Harry Redknapp admits tax evasion trial was a ‘nightmare’
Harry Redknapp and Milan Mandaric are both cleared of two charges of tax evasion after a jury reached a unanimous verdict
Harry Redknapp and Milan Mandaric have both been cleared of evading tax on payments totalling £189,000 that were made while the duo were at Portsmouth.
The jury at Southwark Crown Court made a unanimous decision to clear the Tottenham Hotspur boss and former Portsmouth chairman of two charges of cheating the public revenue after a second day of deliberations.
Redknapp and the current Sheffield Wednesday chairman embraced after the not guilty verdict was read out.
The first charge alleged that between 1 April 2002 and 28 November 2007, Mandaric paid around £93,100 into an offshore bank account in Monaco opened by Redknapp.
The second charge was for the same offence and related to a sum of around £96,300 allegedly paid into the same account between 1 May 2004 and 28 November 2007.
The duo’s defence was that the offshore account was used to fund an investment project in the United States, which would be exempt of tax.
Speaking outside Southwark Crown Court, Redknapp said: “If [Tottenham chairman] Daniel Levy felt there was a problem when he gave me this job – this was going on over three years ago – he would never have employed me.
“We’ve been pulled through it these last five years and I’m really just looking forward to getting home and seeing my wife Sandra and getting away from all this.
“It really has been a nightmare, I’ve got to be honest. It’s been five years and this is a case that should never have come to court.
“It was horrendous but it was a unanimous decision and I’m pleased now that we can go home and get on with our lives.”
Mandaric said: “I am delighted that I have today been cleared of the totally unfounded allegations of tax evasion.

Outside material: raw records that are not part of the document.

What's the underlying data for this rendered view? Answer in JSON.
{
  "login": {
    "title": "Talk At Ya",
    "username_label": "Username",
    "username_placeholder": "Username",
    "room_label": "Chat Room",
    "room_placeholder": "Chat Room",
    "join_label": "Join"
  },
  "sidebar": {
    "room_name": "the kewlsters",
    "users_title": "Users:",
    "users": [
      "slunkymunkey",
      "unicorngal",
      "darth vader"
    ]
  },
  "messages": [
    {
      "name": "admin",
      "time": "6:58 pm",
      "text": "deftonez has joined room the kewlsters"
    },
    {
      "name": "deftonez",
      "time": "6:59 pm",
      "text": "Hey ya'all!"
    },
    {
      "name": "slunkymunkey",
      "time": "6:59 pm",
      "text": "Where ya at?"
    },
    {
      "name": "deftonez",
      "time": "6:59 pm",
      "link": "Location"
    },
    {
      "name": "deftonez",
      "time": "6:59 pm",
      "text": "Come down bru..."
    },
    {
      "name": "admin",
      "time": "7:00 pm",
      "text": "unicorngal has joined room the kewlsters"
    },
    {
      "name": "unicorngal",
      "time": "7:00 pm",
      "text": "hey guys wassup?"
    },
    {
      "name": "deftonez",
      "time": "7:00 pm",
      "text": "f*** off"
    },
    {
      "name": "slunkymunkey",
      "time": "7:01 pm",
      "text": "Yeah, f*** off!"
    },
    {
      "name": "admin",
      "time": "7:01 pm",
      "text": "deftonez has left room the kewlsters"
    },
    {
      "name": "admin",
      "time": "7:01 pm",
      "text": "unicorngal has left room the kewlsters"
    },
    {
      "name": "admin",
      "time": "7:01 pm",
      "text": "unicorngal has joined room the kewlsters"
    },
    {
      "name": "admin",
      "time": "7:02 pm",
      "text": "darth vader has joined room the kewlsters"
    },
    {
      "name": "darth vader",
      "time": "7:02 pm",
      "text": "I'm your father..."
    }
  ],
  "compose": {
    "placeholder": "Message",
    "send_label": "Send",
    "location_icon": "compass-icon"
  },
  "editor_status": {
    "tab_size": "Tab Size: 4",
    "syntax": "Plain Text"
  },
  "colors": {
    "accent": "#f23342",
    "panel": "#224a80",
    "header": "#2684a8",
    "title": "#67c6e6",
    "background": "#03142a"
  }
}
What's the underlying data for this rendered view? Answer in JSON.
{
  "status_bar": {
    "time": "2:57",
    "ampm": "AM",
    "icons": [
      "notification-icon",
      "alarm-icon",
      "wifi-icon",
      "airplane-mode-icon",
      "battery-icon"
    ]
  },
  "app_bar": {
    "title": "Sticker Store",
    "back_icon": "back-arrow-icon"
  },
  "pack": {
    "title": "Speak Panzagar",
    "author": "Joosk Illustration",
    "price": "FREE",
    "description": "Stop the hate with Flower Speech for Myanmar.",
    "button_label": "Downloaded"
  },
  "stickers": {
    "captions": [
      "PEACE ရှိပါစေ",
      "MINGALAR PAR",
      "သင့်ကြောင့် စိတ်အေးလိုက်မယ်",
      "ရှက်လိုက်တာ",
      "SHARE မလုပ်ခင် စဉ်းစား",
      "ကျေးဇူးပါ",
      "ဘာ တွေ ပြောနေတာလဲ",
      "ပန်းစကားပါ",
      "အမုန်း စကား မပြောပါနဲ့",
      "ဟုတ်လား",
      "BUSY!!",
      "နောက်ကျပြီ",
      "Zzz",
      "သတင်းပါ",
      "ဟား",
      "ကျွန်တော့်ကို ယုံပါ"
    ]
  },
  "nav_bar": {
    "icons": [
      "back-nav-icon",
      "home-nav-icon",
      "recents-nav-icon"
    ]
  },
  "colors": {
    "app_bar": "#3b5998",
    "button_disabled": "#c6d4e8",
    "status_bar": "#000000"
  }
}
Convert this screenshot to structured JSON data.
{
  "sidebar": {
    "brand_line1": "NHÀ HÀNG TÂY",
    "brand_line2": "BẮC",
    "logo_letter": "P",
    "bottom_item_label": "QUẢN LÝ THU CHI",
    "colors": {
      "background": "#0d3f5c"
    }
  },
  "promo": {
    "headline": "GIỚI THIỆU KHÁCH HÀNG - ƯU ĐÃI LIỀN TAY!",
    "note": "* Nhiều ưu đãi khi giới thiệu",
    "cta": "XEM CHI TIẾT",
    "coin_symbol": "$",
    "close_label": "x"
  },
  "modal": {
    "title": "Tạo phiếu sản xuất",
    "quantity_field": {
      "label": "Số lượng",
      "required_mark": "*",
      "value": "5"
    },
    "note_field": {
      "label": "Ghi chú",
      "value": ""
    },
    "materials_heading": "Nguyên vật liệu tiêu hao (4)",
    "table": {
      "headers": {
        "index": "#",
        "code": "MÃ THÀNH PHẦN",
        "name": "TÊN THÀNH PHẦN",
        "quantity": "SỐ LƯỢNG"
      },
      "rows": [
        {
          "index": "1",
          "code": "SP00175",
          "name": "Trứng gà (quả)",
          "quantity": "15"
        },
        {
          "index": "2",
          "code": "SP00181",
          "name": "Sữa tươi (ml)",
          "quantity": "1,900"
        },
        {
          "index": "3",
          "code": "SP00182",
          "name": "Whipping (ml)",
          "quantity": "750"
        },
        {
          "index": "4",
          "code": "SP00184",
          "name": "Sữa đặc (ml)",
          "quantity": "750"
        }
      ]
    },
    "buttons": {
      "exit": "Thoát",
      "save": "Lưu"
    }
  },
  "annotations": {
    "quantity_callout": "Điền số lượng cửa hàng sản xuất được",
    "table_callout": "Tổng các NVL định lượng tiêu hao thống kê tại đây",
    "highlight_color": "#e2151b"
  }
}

It is clear they should never have been brought to court.
“I never doubted the truth would prevail nor the fact that the British justice system would come to the right conclusion.
“I’m happy that my good name and reputation has been upheld. I wish to express my deepest gratitude to my family, my friends and to my many football fans for their support. They have been a great strength for me.”
Chris Martin, assistant director of the public revenue’s criminal investigations department, said: “I would like to thank my colleagues in City of London Police, the Crown Prosecution Service and HM Revenue and Customs who worked so hard and with great professionalism to get this complex case before a jury.
“Tax evasion is not a victimless crime because every penny of tax evaded reduces the UK’s ability to pay down the deficit and support our public services. That is why we relentlessly pursue those we believe are evading tax.
“I have no regrets about pursuing this case because it was vitally important that the facts were put before a jury for their consideration.
“We accept the verdict of the jury but I would like to remind those who are evading tax by using offshore tax havens that it always makes sense to come forward and talk to us before we come to talk to you.”